The determination to face the issue is as a result of the 10 Kenya Certificate of Primary Education (KCPE) examination candidates who delivered during the three-day exercise.
"Teenage pregnancies were reported to affect access and retention of learners in the school system. This was reported mostly in arid and semi arid land counties, with Narok and Kilifi reporting the highest cases of teenage pregnancies of up to 60 per cent," the report says.
In Nairobi, it was reported that teenage pregnancies were as high as 60 per cent among schoolgoing children. Boda-boda operators were accused of fanning the problem.
"Cases of child defilement have been accelerated by the youth operating motorcycles who lure young girls into sex in exchange for rides. The factors had in some cases led to school dropouts or poor attendance," the report reads.
In Kilifi, several cases of candidates who did their exams while pregnant or having given birth days to the exams were reported.
Education director Moses Karati confirmed the cases but said he was waiting for his sub-county education chiefs to submit the final report.
"Yes, we reported these cases. They were there but I cannot give the exact number because I have to get the briefing from my officers on the ground, "Mr Karati said.
However, Ganze Sauti Ya Wanawake chairperson Judith Uchi said in the constituency alone more than 100 candidates either sat their exams while pregnant or had given birth months or weeks before the start of the tests.

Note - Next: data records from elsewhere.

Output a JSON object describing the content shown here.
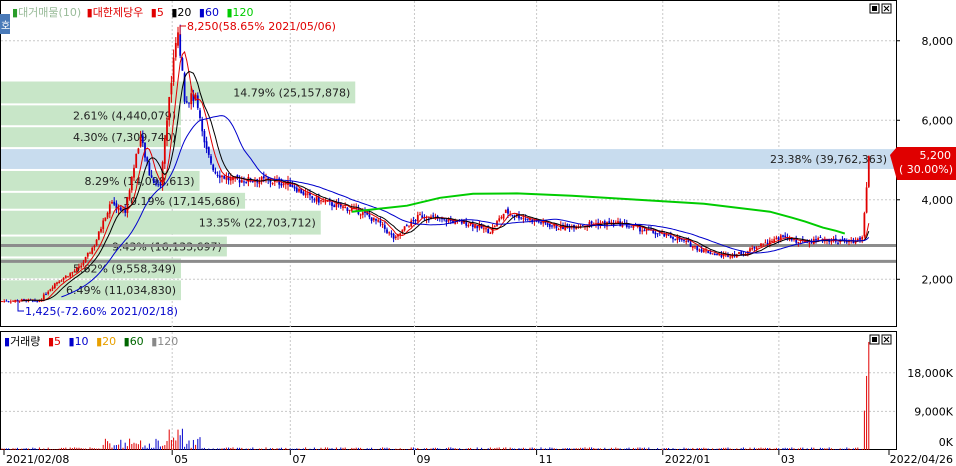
{
  "price_legend": {
    "volume_profile_label": "대거매물(10)",
    "name": "대한제당우",
    "ma_labels": [
      {
        "text": "5",
        "color": "#e00000"
      },
      {
        "text": "20",
        "color": "#000000"
      },
      {
        "text": "60",
        "color": "#0000cc"
      },
      {
        "text": "120",
        "color": "#00cc00"
      }
    ]
  },
  "volume_legend": {
    "name": "거래량",
    "ma_labels": [
      {
        "text": "5",
        "color": "#e00000"
      },
      {
        "text": "10",
        "color": "#0000cc"
      },
      {
        "text": "20",
        "color": "#e8a000"
      },
      {
        "text": "60",
        "color": "#006600"
      },
      {
        "text": "120",
        "color": "#888888"
      }
    ]
  },
  "annotations": {
    "high": "8,250(58.65% 2021/05/06)",
    "low": "1,425(-72.60% 2021/02/18)"
  },
  "current_price": {
    "price": "5,200",
    "change": "( 30.00%)"
  },
  "colors": {
    "up": "#e00000",
    "down": "#0000cc",
    "profile": "#c8e6c8",
    "profile_highlight": "#c8dcee",
    "ma5": "#e00000",
    "ma20": "#000000",
    "ma60": "#0000cc",
    "ma120": "#00cc00"
  },
  "chart_data": [
    {
      "type": "candlestick",
      "title": "대한제당우",
      "y_ticks": [
        "8,000",
        "6,000",
        "4,000",
        "2,000"
      ],
      "y_tick_values": [
        8000,
        6000,
        4000,
        2000
      ],
      "ylim": [
        800,
        9000
      ],
      "x_ticks": [
        "2021/02/08",
        "05",
        "07",
        "09",
        "11",
        "2022/01",
        "03",
        "2022/04/26"
      ],
      "x_tick_dates": [
        "2021-02-08",
        "2021-05-03",
        "2021-07-01",
        "2021-09-01",
        "2021-11-01",
        "2022-01-03",
        "2022-03-02",
        "2022-04-26"
      ],
      "series": [
        {
          "name": "5",
          "type": "ma"
        },
        {
          "name": "20",
          "type": "ma"
        },
        {
          "name": "60",
          "type": "ma"
        },
        {
          "name": "120",
          "type": "ma"
        }
      ],
      "volume_profile": [
        {
          "label": "14.79% (25,157,878)",
          "low": 6400,
          "high": 7000
        },
        {
          "label": "2.61% (4,440,079)",
          "low": 5850,
          "high": 6400
        },
        {
          "label": "4.30% (7,309,740)",
          "low": 5300,
          "high": 5850
        },
        {
          "label": "23.38% (39,762,363)",
          "low": 4750,
          "high": 5300,
          "highlight": true
        },
        {
          "label": "8.29% (14,098,613)",
          "low": 4200,
          "high": 4750
        },
        {
          "label": "10.19% (17,145,686)",
          "low": 3750,
          "high": 4200
        },
        {
          "label": "13.35% (22,703,712)",
          "low": 3100,
          "high": 3750
        },
        {
          "label": "9.43% (16,133,697)",
          "low": 2550,
          "high": 3100
        },
        {
          "label": "5.62% (9,558,349)",
          "low": 2000,
          "high": 2550
        },
        {
          "label": "6.49% (11,034,830)",
          "low": 1450,
          "high": 2000
        }
      ],
      "key_levels": [
        2850,
        2450
      ],
      "ma120": [
        [
          160,
          3700
        ],
        [
          185,
          3850
        ],
        [
          200,
          4050
        ],
        [
          215,
          4150
        ],
        [
          235,
          4160
        ],
        [
          260,
          4100
        ],
        [
          290,
          4000
        ],
        [
          320,
          3900
        ],
        [
          350,
          3700
        ],
        [
          360,
          3550
        ],
        [
          366,
          3450
        ],
        [
          374,
          3300
        ],
        [
          380,
          3220
        ],
        [
          384,
          3150
        ]
      ],
      "candles_note": "price path approximated from chart"
    },
    {
      "type": "bar",
      "title": "거래량",
      "y_ticks": [
        "18,000K",
        "9,000K",
        "0K"
      ],
      "y_tick_values": [
        18000,
        9000,
        0
      ],
      "ylim": [
        0,
        27500
      ],
      "series": [
        {
          "name": "5"
        },
        {
          "name": "10"
        },
        {
          "name": "20"
        },
        {
          "name": "60"
        },
        {
          "name": "120"
        }
      ]
    }
  ]
}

She said drastic actions have to be taken.
The Saturday Nation traced some of the victims who narrated their ordeal. They said they are still determined to continue with their education.
At Maryani Primary School, a candidate who did her exams at the sixth month of her pregnancy said she has the support of parents and teachers. A teacher at the school said they appealed to the girl to return to resume her studies because she has a promising future.
"My parents and teachers asked me not to give up and that I must continue with my education. At one moment I had given up but that is no more. I want after these results are out, go to secondary school and continue with my education until I become a teacher," the 16-year-old said.
At Kadzandani Primary School in Kilifi, a 15-year-old girl also sat the exams with her six months pregnancy. The girl said she was defiled by an imam who has since gone into hiding.
".. When I told him that I was pregnant, he ran away and has never been seen at the village," she said.